Research Applications

From Ultrafast Spectroscopy to Seeding High Power Lasers and Terahertz Generation to Quantum Optics, Calmar Lasers are enabling the Scientific Research World

Over the past 25 years, the increased availability of laser sources producing extremely short pulses of light has spawned new areas of research and enabled scientists to develop a detailed understanding of the dynamics of many fundamental processes in the fields of physics, chemistry, biology and materials science.  Today, ultrafast lasers are used in many application areas of science and technology, such as spectroscopy, microscopy, imaging, metrology, material processing, quantum information and biomedicine.

The broader field of ultrafast laser science has garnered significant attention in recent times with several Nobel Prizes highlighting its contribution in fundamental areas and potential applications.  Awards in Chemistry were given in 1999 for femtosecond spectroscopy and, in 2014, for the development of super-resolved fluorescence microscopy.  In 2018, Donna Strickland and Gerard Mourou were co-recipients of the Nobel Prize in Physics for their invention of chirped pulse amplification, a technique that has been adopted in Calmar’s high-power lasers.  And the 2023 Nobel Prize in Physics, was awarded to Pierre Agostini, Ferenc Krausz and Anne L’Huillier, for developing experimental methods that generate attosecond (10-18 sec) pulses of light.  These pulses can be used to measure the motion of electrons in atoms and molecules with unprecedented temporal resolution, opening up new windows into the quantum world.

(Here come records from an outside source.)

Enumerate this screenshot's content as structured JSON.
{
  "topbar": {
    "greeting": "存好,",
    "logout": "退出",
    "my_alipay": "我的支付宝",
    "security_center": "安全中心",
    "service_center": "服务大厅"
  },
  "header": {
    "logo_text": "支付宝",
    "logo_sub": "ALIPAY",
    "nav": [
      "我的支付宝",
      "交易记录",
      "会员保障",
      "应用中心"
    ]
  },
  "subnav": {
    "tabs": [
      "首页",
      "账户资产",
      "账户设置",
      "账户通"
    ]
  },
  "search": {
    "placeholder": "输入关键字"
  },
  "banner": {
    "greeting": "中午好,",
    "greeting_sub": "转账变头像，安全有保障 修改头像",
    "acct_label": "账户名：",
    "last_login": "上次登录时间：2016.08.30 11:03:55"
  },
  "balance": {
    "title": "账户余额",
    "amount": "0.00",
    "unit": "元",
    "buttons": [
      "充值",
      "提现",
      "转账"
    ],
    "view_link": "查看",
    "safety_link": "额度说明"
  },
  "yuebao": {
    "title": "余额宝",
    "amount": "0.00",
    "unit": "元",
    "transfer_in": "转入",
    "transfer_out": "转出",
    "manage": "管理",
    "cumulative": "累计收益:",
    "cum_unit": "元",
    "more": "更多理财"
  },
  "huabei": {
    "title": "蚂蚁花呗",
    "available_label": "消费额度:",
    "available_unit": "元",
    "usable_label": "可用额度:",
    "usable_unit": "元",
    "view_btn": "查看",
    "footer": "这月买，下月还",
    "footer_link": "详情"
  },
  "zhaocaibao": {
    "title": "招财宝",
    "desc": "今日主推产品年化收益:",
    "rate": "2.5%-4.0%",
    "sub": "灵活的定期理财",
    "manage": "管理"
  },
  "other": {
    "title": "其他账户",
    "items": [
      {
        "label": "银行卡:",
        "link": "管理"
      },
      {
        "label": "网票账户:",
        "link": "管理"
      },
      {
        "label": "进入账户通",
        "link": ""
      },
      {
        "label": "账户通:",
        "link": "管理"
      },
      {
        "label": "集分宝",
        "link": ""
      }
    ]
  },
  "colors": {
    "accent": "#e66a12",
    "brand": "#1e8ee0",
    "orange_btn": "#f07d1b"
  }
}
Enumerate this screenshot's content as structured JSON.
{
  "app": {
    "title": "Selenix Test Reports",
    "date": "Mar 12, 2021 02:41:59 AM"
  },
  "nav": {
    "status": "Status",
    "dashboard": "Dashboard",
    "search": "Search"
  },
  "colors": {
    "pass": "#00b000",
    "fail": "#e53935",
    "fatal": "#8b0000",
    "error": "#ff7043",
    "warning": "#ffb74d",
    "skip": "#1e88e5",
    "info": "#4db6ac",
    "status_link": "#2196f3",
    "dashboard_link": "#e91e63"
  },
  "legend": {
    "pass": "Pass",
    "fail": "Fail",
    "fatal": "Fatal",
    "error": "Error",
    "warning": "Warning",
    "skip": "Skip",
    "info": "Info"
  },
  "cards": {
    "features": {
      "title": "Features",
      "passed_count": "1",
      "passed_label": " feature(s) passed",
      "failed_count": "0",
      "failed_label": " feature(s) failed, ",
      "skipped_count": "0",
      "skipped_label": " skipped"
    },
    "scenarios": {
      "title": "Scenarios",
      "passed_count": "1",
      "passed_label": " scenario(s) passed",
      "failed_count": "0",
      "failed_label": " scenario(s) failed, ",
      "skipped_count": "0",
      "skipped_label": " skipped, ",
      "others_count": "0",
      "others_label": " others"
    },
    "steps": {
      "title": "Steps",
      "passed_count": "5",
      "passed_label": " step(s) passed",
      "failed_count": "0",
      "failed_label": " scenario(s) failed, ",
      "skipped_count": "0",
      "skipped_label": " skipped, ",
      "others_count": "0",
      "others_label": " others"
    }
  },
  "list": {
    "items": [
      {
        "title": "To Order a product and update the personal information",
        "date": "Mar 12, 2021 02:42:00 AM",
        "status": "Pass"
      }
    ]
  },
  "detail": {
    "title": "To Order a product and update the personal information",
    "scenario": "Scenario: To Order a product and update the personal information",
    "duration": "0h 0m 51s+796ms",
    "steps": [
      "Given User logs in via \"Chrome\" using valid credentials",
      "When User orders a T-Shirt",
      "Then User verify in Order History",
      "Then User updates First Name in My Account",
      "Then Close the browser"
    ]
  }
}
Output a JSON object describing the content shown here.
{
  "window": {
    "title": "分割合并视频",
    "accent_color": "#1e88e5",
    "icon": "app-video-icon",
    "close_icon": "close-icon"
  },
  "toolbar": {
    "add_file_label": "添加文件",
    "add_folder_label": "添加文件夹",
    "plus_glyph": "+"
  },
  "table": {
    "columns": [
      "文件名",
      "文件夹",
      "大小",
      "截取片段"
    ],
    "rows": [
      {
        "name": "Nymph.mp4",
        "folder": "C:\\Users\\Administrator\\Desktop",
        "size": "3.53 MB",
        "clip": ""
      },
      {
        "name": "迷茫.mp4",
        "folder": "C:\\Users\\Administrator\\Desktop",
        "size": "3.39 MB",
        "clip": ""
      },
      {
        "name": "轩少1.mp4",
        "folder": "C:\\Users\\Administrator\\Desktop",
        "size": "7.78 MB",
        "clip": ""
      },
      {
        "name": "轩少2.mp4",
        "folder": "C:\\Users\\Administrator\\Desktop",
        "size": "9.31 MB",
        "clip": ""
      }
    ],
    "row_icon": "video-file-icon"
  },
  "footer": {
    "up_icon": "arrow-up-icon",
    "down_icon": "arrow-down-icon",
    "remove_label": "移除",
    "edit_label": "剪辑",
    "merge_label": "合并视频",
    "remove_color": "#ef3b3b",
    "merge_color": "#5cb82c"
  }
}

Calmar lasers are used for research applications in university, government and industrial facilities worldwide.  The low-power Mendocino laser modules are the seed sources for many ultrafast Ti:sapphire or Ytterbium-based amplified systems.  The high-energy Cazadero system is the perfect source for nonlinear optical studies and material processing applications. With its phase-locked loop capability and compact architecture, the Cazadero has also become the system of choice at multi-user synchrotron or free electron laser facilities for enabling optical/X-ray pump-probe studies and the development of advanced photocathode sources.

The benchtop Mendocino and Carmel X-series offer user friendly sources for the generation of terahertz radiation, multiphoton microscopy, two-photon polymerization, among many other applications.

Whether it be a robust, low power, seed laser source such as the Mendocino or a higher power laser, such as the Carmel or Cazadero, Calmar offers an ultrafast fiber laser solution for your research applications.

Compact Ultrafast Fiber Lasers Enable Applications in New Spaces

Andreas Mandelis; Focus on lasers, imaging, microscopy, and nanoscience. Physics Today 1 July 2021; 74 (7): 54–57.

M. Malinowski et al., "Amplified octave-spanning supercontinuum from chalcogenide waveguides for second-harmonic generation," 2017 IEEE Photonics Conference (IPC), Orlando, FL, USA, 2017, pp. 261-262, doi: 10.1109/IPCon.2017.8116096.

H. S. G. Roufael, J. Castrellon-Uribe, M. Lomer, and J. M. Lopez-Higuera, "Fasts Laser POF side Long Period Gratings fabrication," in Workshop on Specialty Optical Fibers and their Applications, (Optica Publishing Group, 2013), paper F2.29.

Wang, Y. L., Han, X., Xi, W., Li, J. Y., Roe, A. W., Lu, P., Qian, J., Adv. Healthcare Mater. 2017, 6, 1700685.